*** Block opens ***

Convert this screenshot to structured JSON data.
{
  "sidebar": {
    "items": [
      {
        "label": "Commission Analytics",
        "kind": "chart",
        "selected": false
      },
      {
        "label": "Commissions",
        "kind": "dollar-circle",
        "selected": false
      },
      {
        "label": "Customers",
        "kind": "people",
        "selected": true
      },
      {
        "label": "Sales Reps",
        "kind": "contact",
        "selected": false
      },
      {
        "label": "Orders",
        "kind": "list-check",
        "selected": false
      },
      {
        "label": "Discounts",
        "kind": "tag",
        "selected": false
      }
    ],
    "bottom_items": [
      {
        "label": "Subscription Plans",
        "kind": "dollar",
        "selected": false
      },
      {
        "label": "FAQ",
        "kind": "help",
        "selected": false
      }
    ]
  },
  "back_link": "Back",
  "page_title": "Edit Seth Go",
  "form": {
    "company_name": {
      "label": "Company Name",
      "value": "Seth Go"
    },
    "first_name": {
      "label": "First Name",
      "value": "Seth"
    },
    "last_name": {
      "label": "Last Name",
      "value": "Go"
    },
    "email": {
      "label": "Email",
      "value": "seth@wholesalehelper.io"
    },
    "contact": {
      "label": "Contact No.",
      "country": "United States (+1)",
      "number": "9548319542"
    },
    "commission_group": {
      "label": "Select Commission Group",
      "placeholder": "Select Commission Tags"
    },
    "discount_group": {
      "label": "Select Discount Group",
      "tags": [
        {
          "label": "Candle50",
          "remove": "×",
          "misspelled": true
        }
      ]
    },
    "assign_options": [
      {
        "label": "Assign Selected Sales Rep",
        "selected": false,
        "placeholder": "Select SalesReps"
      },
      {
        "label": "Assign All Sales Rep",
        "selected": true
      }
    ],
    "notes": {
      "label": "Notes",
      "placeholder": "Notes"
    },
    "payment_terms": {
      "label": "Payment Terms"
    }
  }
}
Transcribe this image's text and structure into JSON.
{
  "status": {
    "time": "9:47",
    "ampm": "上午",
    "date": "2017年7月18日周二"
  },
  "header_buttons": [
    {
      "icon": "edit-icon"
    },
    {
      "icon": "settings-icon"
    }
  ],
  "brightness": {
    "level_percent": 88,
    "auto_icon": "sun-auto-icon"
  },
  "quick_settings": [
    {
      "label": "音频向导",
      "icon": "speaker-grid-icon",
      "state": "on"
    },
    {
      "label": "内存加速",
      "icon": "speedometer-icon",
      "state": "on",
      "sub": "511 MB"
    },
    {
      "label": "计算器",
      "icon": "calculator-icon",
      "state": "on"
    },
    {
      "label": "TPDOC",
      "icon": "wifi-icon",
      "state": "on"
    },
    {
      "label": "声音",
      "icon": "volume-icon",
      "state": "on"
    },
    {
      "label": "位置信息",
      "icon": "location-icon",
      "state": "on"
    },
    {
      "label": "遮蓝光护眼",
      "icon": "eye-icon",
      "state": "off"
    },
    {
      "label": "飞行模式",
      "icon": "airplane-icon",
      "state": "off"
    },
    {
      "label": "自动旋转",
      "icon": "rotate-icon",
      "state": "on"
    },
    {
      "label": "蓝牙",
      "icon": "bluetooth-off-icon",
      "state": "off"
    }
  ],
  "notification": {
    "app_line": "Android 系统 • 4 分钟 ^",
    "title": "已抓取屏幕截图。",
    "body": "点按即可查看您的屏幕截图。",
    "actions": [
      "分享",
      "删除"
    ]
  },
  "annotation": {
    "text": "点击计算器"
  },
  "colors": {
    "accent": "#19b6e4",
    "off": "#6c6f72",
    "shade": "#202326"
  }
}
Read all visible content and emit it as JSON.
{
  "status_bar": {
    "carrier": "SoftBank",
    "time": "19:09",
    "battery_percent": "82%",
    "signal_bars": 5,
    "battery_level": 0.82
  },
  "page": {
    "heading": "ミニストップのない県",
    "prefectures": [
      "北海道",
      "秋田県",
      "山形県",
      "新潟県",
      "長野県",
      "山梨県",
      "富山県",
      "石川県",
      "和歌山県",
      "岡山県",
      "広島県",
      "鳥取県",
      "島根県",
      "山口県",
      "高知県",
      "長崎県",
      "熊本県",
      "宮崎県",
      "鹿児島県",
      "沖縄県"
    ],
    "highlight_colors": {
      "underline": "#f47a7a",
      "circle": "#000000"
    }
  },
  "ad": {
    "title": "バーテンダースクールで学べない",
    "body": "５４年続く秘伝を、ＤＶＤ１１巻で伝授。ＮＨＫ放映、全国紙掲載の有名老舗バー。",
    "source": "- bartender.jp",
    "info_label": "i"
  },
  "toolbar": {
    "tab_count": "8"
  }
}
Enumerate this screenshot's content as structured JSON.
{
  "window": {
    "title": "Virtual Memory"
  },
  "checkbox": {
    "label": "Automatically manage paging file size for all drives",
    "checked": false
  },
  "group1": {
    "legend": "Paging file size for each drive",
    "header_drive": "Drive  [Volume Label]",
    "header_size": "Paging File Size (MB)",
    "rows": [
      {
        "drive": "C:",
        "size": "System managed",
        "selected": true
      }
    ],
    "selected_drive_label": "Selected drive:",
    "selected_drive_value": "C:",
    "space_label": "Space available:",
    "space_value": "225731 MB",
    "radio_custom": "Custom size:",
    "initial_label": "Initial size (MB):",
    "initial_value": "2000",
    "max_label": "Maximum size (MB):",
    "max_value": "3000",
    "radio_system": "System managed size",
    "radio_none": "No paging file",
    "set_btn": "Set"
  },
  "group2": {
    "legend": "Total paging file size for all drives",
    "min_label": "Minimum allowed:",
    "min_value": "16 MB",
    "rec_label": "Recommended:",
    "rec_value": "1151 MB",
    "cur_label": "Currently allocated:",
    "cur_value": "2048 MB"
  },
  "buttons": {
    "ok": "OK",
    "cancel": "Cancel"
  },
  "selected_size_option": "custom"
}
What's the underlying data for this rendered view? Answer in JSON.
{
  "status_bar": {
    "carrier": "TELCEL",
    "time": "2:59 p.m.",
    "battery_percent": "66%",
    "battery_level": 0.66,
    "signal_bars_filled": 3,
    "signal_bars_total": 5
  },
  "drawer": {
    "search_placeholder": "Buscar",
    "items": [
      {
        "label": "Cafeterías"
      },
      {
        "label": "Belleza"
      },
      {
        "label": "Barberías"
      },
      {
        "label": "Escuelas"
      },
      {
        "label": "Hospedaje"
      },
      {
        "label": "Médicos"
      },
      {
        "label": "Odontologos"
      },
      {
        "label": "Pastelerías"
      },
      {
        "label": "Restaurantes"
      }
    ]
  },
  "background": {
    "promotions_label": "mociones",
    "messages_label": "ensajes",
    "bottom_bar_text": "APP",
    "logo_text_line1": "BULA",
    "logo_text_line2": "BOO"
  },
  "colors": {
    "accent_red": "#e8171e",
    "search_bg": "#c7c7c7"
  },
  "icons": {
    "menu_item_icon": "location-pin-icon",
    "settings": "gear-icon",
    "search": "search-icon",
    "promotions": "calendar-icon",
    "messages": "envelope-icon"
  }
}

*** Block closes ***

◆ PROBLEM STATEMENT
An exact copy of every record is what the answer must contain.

◆ RESPONSE BELOW
Convert this screenshot to structured JSON data.
{
  "sidebar": {
    "items": [
      {
        "label": "Commission Analytics",
        "kind": "chart",
        "selected": false
      },
      {
        "label": "Commissions",
        "kind": "dollar-circle",
        "selected": false
      },
      {
        "label": "Customers",
        "kind": "people",
        "selected": true
      },
      {
        "label": "Sales Reps",
        "kind": "contact",
        "selected": false
      },
      {
        "label": "Orders",
        "kind": "list-check",
        "selected": false
      },
      {
        "label": "Discounts",
        "kind": "tag",
        "selected": false
      }
    ],
    "bottom_items": [
      {
        "label": "Subscription Plans",
        "kind": "dollar",
        "selected": false
      },
      {
        "label": "FAQ",
        "kind": "help",
        "selected": false
      }
    ]
  },
  "back_link": "Back",
  "page_title": "Edit Seth Go",
  "form": {
    "company_name": {
      "label": "Company Name",
      "value": "Seth Go"
    },
    "first_name": {
      "label": "First Name",
      "value": "Seth"
    },
    "last_name": {
      "label": "Last Name",
      "value": "Go"
    },
    "email": {
      "label": "Email",
      "value": "seth@wholesalehelper.io"
    },
    "contact": {
      "label": "Contact No.",
      "country": "United States (+1)",
      "number": "9548319542"
    },
    "commission_group": {
      "label": "Select Commission Group",
      "placeholder": "Select Commission Tags"
    },
    "discount_group": {
      "label": "Select Discount Group",
      "tags": [
        {
          "label": "Candle50",
          "remove": "×",
          "misspelled": true
        }
      ]
    },
    "assign_options": [
      {
        "label": "Assign Selected Sales Rep",
        "selected": false,
        "placeholder": "Select SalesReps"
      },
      {
        "label": "Assign All Sales Rep",
        "selected": true
      }
    ],
    "notes": {
      "label": "Notes",
      "placeholder": "Notes"
    },
    "payment_terms": {
      "label": "Payment Terms"
    }
  }
}
Transcribe this image's text and structure into JSON.
{
  "status": {
    "time": "9:47",
    "ampm": "上午",
    "date": "2017年7月18日周二"
  },
  "header_buttons": [
    {
      "icon": "edit-icon"
    },
    {
      "icon": "settings-icon"
    }
  ],
  "brightness": {
    "level_percent": 88,
    "auto_icon": "sun-auto-icon"
  },
  "quick_settings": [
    {
      "label": "音频向导",
      "icon": "speaker-grid-icon",
      "state": "on"
    },
    {
      "label": "内存加速",
      "icon": "speedometer-icon",
      "state": "on",
      "sub": "511 MB"
    },
    {
      "label": "计算器",
      "icon": "calculator-icon",
      "state": "on"
    },
    {
      "label": "TPDOC",
      "icon": "wifi-icon",
      "state": "on"
    },
    {
      "label": "声音",
      "icon": "volume-icon",
      "state": "on"
    },
    {
      "label": "位置信息",
      "icon": "location-icon",
      "state": "on"
    },
    {
      "label": "遮蓝光护眼",
      "icon": "eye-icon",
      "state": "off"
    },
    {
      "label": "飞行模式",
      "icon": "airplane-icon",
      "state": "off"
    },
    {
      "label": "自动旋转",
      "icon": "rotate-icon",
      "state": "on"
    },
    {
      "label": "蓝牙",
      "icon": "bluetooth-off-icon",
      "state": "off"
    }
  ],
  "notification": {
    "app_line": "Android 系统 • 4 分钟 ^",
    "title": "已抓取屏幕截图。",
    "body": "点按即可查看您的屏幕截图。",
    "actions": [
      "分享",
      "删除"
    ]
  },
  "annotation": {
    "text": "点击计算器"
  },
  "colors": {
    "accent": "#19b6e4",
    "off": "#6c6f72",
    "shade": "#202326"
  }
}
Read all visible content and emit it as JSON.
{
  "status_bar": {
    "carrier": "SoftBank",
    "time": "19:09",
    "battery_percent": "82%",
    "signal_bars": 5,
    "battery_level": 0.82
  },
  "page": {
    "heading": "ミニストップのない県",
    "prefectures": [
      "北海道",
      "秋田県",
      "山形県",
      "新潟県",
      "長野県",
      "山梨県",
      "富山県",
      "石川県",
      "和歌山県",
      "岡山県",
      "広島県",
      "鳥取県",
      "島根県",
      "山口県",
      "高知県",
      "長崎県",
      "熊本県",
      "宮崎県",
      "鹿児島県",
      "沖縄県"
    ],
    "highlight_colors": {
      "underline": "#f47a7a",
      "circle": "#000000"
    }
  },
  "ad": {
    "title": "バーテンダースクールで学べない",
    "body": "５４年続く秘伝を、ＤＶＤ１１巻で伝授。ＮＨＫ放映、全国紙掲載の有名老舗バー。",
    "source": "- bartender.jp",
    "info_label": "i"
  },
  "toolbar": {
    "tab_count": "8"
  }
}
Enumerate this screenshot's content as structured JSON.
{
  "window": {
    "title": "Virtual Memory"
  },
  "checkbox": {
    "label": "Automatically manage paging file size for all drives",
    "checked": false
  },
  "group1": {
    "legend": "Paging file size for each drive",
    "header_drive": "Drive  [Volume Label]",
    "header_size": "Paging File Size (MB)",
    "rows": [
      {
        "drive": "C:",
        "size": "System managed",
        "selected": true
      }
    ],
    "selected_drive_label": "Selected drive:",
    "selected_drive_value": "C:",
    "space_label": "Space available:",
    "space_value": "225731 MB",
    "radio_custom": "Custom size:",
    "initial_label": "Initial size (MB):",
    "initial_value": "2000",
    "max_label": "Maximum size (MB):",
    "max_value": "3000",
    "radio_system": "System managed size",
    "radio_none": "No paging file",
    "set_btn": "Set"
  },
  "group2": {
    "legend": "Total paging file size for all drives",
    "min_label": "Minimum allowed:",
    "min_value": "16 MB",
    "rec_label": "Recommended:",
    "rec_value": "1151 MB",
    "cur_label": "Currently allocated:",
    "cur_value": "2048 MB"
  },
  "buttons": {
    "ok": "OK",
    "cancel": "Cancel"
  },
  "selected_size_option": "custom"
}
What's the underlying data for this rendered view? Answer in JSON.
{
  "status_bar": {
    "carrier": "TELCEL",
    "time": "2:59 p.m.",
    "battery_percent": "66%",
    "battery_level": 0.66,
    "signal_bars_filled": 3,
    "signal_bars_total": 5
  },
  "drawer": {
    "search_placeholder": "Buscar",
    "items": [
      {
        "label": "Cafeterías"
      },
      {
        "label": "Belleza"
      },
      {
        "label": "Barberías"
      },
      {
        "label": "Escuelas"
      },
      {
        "label": "Hospedaje"
      },
      {
        "label": "Médicos"
      },
      {
        "label": "Odontologos"
      },
      {
        "label": "Pastelerías"
      },
      {
        "label": "Restaurantes"
      }
    ]
  },
  "background": {
    "promotions_label": "mociones",
    "messages_label": "ensajes",
    "bottom_bar_text": "APP",
    "logo_text_line1": "BULA",
    "logo_text_line2": "BOO"
  },
  "colors": {
    "accent_red": "#e8171e",
    "search_bg": "#c7c7c7"
  },
  "icons": {
    "menu_item_icon": "location-pin-icon",
    "settings": "gear-icon",
    "search": "search-icon",
    "promotions": "calendar-icon",
    "messages": "envelope-icon"
  }
}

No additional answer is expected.